Lands (per picture): 12,969,500

TOP 10 - Cards printed less than 20.000 worldwide

1 1,008 Alpha Rare

2 3,025 Beta Rare

3 4,529 Alpha Uncommon

4 5,000 International Collector's Set

5 9,000 Collector's Set

6 13,587 Beta Uncommon

7 16,033 Alpha Common

8 16,874 Unlimited Rare

9 19,284 Legends Rare

10 20,662 Arabian U2

*Note on Unlimited Set:

The Duelist Complete Magic Card List (1995) and The Official Encyclopedia (1996) both list the print run of unlimited as 35 million, so that is the number used.

Regarding the split between Starter Decks and Booster Packs in Unlimited, there is less information available so an educated guess must be made. When Alpha and Beta were printed 27.1% of the cards were printed in Starter Decks and 72.9% of the cards were printed in booster packs, but it is generally recognized that WOTC decided to change the allocation between starters and boosters at some point due to the much higher demand for boosters. We do not have definitive information on how much this was adjusted. Some estimates assume as low as 16.7% allocated for starter decks, and some estimate as high as 33.3% allocated for starter decks. Given the information recently released by Peter Adkison, I think it is safe to assume 33.3% is too high as that would be even higher than the allocation in Alpha and Beta, and I believe 16.7% is too low, as this would leave us with much less than 1 starter deck for every 10 packs printed, and WOTC was still trying to actively grow the player base at this point (players which would have needed starter decks). The number we will use for our calculation is 25% allocation to starter decks. This figure is in-between both of the most popular estimates being used, and is here believed to be the best guess possible

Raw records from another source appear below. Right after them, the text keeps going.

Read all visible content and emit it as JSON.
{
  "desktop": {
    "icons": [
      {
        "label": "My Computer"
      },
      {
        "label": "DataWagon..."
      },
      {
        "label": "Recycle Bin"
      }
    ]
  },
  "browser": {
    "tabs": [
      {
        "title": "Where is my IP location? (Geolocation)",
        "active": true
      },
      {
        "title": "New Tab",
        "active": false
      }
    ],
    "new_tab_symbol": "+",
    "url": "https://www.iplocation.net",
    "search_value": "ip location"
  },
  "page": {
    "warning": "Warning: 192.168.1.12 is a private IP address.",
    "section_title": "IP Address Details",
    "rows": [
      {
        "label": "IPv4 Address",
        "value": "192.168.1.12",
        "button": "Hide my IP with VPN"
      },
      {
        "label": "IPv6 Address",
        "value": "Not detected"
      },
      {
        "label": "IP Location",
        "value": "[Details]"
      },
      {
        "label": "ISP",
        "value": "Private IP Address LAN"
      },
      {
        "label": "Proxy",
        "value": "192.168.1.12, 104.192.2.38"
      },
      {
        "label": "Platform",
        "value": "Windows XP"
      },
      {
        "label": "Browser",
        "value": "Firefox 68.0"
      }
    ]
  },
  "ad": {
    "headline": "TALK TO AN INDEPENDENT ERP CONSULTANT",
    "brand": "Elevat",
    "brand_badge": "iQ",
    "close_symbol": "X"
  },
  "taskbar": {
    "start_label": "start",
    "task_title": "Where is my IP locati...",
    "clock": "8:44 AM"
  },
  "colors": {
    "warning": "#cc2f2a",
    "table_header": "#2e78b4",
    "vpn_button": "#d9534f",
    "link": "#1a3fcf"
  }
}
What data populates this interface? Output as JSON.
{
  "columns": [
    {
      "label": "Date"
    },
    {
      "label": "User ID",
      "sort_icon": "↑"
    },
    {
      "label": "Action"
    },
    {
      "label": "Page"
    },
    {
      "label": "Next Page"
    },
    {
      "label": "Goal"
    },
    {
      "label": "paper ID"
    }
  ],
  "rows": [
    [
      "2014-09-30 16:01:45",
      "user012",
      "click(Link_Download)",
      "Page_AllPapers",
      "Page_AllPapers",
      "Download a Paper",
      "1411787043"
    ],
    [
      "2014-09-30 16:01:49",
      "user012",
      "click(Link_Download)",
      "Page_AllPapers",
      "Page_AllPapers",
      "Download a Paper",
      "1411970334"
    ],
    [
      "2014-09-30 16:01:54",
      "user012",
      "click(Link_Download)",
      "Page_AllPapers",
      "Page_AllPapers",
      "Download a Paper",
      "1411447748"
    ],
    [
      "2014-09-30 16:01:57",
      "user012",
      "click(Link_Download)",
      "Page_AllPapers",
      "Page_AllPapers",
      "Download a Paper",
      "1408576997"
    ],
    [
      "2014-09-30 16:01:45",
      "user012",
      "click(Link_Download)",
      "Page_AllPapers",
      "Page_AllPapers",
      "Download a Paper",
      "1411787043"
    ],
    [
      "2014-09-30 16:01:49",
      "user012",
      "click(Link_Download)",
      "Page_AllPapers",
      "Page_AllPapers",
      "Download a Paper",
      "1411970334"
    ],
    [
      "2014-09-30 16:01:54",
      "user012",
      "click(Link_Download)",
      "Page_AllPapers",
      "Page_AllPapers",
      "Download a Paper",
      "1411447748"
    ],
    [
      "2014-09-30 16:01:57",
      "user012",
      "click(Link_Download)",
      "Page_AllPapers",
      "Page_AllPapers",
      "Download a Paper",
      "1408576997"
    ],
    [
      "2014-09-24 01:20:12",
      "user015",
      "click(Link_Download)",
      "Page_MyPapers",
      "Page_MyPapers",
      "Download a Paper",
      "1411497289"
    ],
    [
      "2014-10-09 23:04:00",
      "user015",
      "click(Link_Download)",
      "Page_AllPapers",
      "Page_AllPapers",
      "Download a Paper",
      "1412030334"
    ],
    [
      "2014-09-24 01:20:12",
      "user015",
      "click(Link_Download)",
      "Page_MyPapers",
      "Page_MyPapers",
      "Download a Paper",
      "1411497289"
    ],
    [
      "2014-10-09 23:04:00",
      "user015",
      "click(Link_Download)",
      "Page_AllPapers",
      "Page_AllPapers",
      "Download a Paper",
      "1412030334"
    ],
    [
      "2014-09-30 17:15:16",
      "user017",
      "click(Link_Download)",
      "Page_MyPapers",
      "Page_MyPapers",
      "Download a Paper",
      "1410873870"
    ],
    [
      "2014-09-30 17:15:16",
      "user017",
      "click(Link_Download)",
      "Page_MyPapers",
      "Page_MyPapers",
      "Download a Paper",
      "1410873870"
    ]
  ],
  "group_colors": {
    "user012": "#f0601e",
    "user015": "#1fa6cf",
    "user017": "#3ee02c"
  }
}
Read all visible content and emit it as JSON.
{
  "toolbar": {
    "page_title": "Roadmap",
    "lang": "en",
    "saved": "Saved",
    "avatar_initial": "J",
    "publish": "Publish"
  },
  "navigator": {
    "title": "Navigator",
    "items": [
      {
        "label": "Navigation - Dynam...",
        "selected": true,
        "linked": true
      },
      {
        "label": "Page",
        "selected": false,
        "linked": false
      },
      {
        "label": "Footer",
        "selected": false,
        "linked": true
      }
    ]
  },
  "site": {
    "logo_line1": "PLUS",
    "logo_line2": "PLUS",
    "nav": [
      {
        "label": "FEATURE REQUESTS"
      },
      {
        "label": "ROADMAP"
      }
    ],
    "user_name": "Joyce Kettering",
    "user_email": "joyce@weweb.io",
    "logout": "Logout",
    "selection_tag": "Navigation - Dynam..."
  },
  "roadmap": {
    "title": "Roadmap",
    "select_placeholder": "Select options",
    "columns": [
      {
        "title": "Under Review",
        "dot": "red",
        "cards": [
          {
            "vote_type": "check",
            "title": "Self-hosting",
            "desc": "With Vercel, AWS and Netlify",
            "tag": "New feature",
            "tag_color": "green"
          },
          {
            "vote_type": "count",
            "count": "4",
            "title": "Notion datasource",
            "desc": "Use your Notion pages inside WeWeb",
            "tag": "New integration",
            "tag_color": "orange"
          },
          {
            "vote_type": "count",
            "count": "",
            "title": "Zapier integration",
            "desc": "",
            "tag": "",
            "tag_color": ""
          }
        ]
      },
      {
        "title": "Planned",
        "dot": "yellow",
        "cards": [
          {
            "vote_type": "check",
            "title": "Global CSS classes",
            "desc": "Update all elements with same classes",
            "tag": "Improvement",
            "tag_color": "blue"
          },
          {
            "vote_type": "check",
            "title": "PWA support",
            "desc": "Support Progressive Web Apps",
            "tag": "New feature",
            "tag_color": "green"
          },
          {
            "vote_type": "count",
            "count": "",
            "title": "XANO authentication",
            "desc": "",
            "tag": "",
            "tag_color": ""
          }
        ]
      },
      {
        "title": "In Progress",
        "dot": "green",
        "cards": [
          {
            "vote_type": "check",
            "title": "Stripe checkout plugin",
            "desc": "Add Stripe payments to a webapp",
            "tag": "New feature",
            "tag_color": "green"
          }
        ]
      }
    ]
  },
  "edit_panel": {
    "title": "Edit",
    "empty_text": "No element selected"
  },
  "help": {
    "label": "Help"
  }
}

**Note on The Dark set:

Information from 1994 and 1995 placed estimates at 62 million cards.

Sources include The Duelist as well as official press releases made by WOTC representatives. However more recent research has been conducted and estimates the print run at 75 million, based on comments made by Tom Wylie (an early WOTC employee).

The figure used in this article is 70 million cards, for the following reasons:

Estimates place the print run somewhere between 63 and 75, so selecting 70 will allow us to have at least a 10% margin of error on both sides. Additionally, the print run of the preceding set (Legends) is estimated to be 35 million, and previous WOTC behavior showed a propensity to have sets preceding one another to be multiples of their predecessors. Beta is three times the size of Alpha, Antiquities is three times the size of Arabian Nights, so I think it follows logically that the Dark would be two times the size of Legends (given that three times the size was never an option). WOTC was still a small company at this stage and the final decision on print run size would ultimately have been made by one or two key individuals in the organization. This estimate is the largest unknown of all the numbers provided, so hopefully someday we will get additional information to help with this calculation.